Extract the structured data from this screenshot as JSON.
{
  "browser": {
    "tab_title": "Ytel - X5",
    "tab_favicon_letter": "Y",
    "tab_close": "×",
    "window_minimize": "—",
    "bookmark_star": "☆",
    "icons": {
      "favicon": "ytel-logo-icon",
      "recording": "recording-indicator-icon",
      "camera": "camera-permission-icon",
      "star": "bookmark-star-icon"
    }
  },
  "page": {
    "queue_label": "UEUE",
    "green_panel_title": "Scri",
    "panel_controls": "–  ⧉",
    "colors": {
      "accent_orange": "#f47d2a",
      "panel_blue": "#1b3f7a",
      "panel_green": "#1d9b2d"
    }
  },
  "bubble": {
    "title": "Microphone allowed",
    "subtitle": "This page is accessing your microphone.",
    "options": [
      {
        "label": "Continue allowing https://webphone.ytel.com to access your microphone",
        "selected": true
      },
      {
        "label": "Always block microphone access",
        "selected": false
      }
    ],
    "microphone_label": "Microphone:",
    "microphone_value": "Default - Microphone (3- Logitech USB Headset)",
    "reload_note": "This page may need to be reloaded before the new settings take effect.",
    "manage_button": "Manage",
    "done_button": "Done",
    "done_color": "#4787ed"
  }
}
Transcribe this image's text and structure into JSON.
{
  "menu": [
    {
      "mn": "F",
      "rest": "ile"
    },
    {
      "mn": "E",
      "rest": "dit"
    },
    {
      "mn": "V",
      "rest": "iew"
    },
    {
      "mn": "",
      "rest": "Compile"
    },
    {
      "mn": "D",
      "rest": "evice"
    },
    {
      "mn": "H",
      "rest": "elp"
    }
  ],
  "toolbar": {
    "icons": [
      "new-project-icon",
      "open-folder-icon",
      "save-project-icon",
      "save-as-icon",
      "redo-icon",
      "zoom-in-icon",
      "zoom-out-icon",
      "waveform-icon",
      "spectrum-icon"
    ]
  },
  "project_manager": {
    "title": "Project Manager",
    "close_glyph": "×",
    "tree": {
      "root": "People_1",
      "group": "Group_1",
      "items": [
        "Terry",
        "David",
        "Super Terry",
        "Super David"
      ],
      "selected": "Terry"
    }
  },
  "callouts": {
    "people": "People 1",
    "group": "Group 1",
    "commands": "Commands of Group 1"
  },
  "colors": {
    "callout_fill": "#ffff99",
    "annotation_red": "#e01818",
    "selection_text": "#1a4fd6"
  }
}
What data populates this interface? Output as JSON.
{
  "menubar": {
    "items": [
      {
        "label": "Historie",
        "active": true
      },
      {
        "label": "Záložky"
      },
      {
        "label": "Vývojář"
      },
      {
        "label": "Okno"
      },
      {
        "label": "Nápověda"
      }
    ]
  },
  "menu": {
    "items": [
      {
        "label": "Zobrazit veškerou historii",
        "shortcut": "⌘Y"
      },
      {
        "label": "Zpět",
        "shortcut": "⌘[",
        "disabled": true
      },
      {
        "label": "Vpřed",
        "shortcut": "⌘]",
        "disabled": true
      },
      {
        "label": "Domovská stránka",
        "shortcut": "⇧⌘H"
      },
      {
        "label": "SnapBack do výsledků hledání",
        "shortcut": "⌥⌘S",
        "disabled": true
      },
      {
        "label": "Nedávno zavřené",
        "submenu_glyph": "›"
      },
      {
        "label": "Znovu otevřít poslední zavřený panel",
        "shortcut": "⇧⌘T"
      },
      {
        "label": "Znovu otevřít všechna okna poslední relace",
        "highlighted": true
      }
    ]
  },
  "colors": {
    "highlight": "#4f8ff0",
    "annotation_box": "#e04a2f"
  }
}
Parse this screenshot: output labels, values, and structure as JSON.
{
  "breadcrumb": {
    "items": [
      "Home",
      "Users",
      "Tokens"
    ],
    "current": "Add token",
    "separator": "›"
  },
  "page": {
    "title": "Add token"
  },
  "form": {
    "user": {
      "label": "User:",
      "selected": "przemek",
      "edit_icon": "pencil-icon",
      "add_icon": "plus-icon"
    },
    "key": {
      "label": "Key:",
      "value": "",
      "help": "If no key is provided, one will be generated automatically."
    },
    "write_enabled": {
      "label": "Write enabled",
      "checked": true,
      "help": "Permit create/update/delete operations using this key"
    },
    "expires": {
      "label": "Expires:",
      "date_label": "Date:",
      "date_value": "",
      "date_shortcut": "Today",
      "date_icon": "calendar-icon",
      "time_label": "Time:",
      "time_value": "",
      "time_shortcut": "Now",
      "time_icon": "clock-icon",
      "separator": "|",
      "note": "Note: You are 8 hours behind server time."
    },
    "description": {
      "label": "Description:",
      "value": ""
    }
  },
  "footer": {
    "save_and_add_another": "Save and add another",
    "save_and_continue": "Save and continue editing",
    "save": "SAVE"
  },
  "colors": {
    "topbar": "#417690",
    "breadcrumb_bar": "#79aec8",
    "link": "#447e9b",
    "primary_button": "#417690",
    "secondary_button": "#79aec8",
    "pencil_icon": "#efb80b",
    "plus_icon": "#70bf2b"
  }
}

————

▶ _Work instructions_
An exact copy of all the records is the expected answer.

▶ _Answer box_
Extract the structured data from this screenshot as JSON.
{
  "browser": {
    "tab_title": "Ytel - X5",
    "tab_favicon_letter": "Y",
    "tab_close": "×",
    "window_minimize": "—",
    "bookmark_star": "☆",
    "icons": {
      "favicon": "ytel-logo-icon",
      "recording": "recording-indicator-icon",
      "camera": "camera-permission-icon",
      "star": "bookmark-star-icon"
    }
  },
  "page": {
    "queue_label": "UEUE",
    "green_panel_title": "Scri",
    "panel_controls": "–  ⧉",
    "colors": {
      "accent_orange": "#f47d2a",
      "panel_blue": "#1b3f7a",
      "panel_green": "#1d9b2d"
    }
  },
  "bubble": {
    "title": "Microphone allowed",
    "subtitle": "This page is accessing your microphone.",
    "options": [
      {
        "label": "Continue allowing https://webphone.ytel.com to access your microphone",
        "selected": true
      },
      {
        "label": "Always block microphone access",
        "selected": false
      }
    ],
    "microphone_label": "Microphone:",
    "microphone_value": "Default - Microphone (3- Logitech USB Headset)",
    "reload_note": "This page may need to be reloaded before the new settings take effect.",
    "manage_button": "Manage",
    "done_button": "Done",
    "done_color": "#4787ed"
  }
}
Transcribe this image's text and structure into JSON.
{
  "menu": [
    {
      "mn": "F",
      "rest": "ile"
    },
    {
      "mn": "E",
      "rest": "dit"
    },
    {
      "mn": "V",
      "rest": "iew"
    },
    {
      "mn": "",
      "rest": "Compile"
    },
    {
      "mn": "D",
      "rest": "evice"
    },
    {
      "mn": "H",
      "rest": "elp"
    }
  ],
  "toolbar": {
    "icons": [
      "new-project-icon",
      "open-folder-icon",
      "save-project-icon",
      "save-as-icon",
      "redo-icon",
      "zoom-in-icon",
      "zoom-out-icon",
      "waveform-icon",
      "spectrum-icon"
    ]
  },
  "project_manager": {
    "title": "Project Manager",
    "close_glyph": "×",
    "tree": {
      "root": "People_1",
      "group": "Group_1",
      "items": [
        "Terry",
        "David",
        "Super Terry",
        "Super David"
      ],
      "selected": "Terry"
    }
  },
  "callouts": {
    "people": "People 1",
    "group": "Group 1",
    "commands": "Commands of Group 1"
  },
  "colors": {
    "callout_fill": "#ffff99",
    "annotation_red": "#e01818",
    "selection_text": "#1a4fd6"
  }
}
What data populates this interface? Output as JSON.
{
  "menubar": {
    "items": [
      {
        "label": "Historie",
        "active": true
      },
      {
        "label": "Záložky"
      },
      {
        "label": "Vývojář"
      },
      {
        "label": "Okno"
      },
      {
        "label": "Nápověda"
      }
    ]
  },
  "menu": {
    "items": [
      {
        "label": "Zobrazit veškerou historii",
        "shortcut": "⌘Y"
      },
      {
        "label": "Zpět",
        "shortcut": "⌘[",
        "disabled": true
      },
      {
        "label": "Vpřed",
        "shortcut": "⌘]",
        "disabled": true
      },
      {
        "label": "Domovská stránka",
        "shortcut": "⇧⌘H"
      },
      {
        "label": "SnapBack do výsledků hledání",
        "shortcut": "⌥⌘S",
        "disabled": true
      },
      {
        "label": "Nedávno zavřené",
        "submenu_glyph": "›"
      },
      {
        "label": "Znovu otevřít poslední zavřený panel",
        "shortcut": "⇧⌘T"
      },
      {
        "label": "Znovu otevřít všechna okna poslední relace",
        "highlighted": true
      }
    ]
  },
  "colors": {
    "highlight": "#4f8ff0",
    "annotation_box": "#e04a2f"
  }
}
Parse this screenshot: output labels, values, and structure as JSON.
{
  "breadcrumb": {
    "items": [
      "Home",
      "Users",
      "Tokens"
    ],
    "current": "Add token",
    "separator": "›"
  },
  "page": {
    "title": "Add token"
  },
  "form": {
    "user": {
      "label": "User:",
      "selected": "przemek",
      "edit_icon": "pencil-icon",
      "add_icon": "plus-icon"
    },
    "key": {
      "label": "Key:",
      "value": "",
      "help": "If no key is provided, one will be generated automatically."
    },
    "write_enabled": {
      "label": "Write enabled",
      "checked": true,
      "help": "Permit create/update/delete operations using this key"
    },
    "expires": {
      "label": "Expires:",
      "date_label": "Date:",
      "date_value": "",
      "date_shortcut": "Today",
      "date_icon": "calendar-icon",
      "time_label": "Time:",
      "time_value": "",
      "time_shortcut": "Now",
      "time_icon": "clock-icon",
      "separator": "|",
      "note": "Note: You are 8 hours behind server time."
    },
    "description": {
      "label": "Description:",
      "value": ""
    }
  },
  "footer": {
    "save_and_add_another": "Save and add another",
    "save_and_continue": "Save and continue editing",
    "save": "SAVE"
  },
  "colors": {
    "topbar": "#417690",
    "breadcrumb_bar": "#79aec8",
    "link": "#447e9b",
    "primary_button": "#417690",
    "secondary_button": "#79aec8",
    "pencil_icon": "#efb80b",
    "plus_icon": "#70bf2b"
  }
}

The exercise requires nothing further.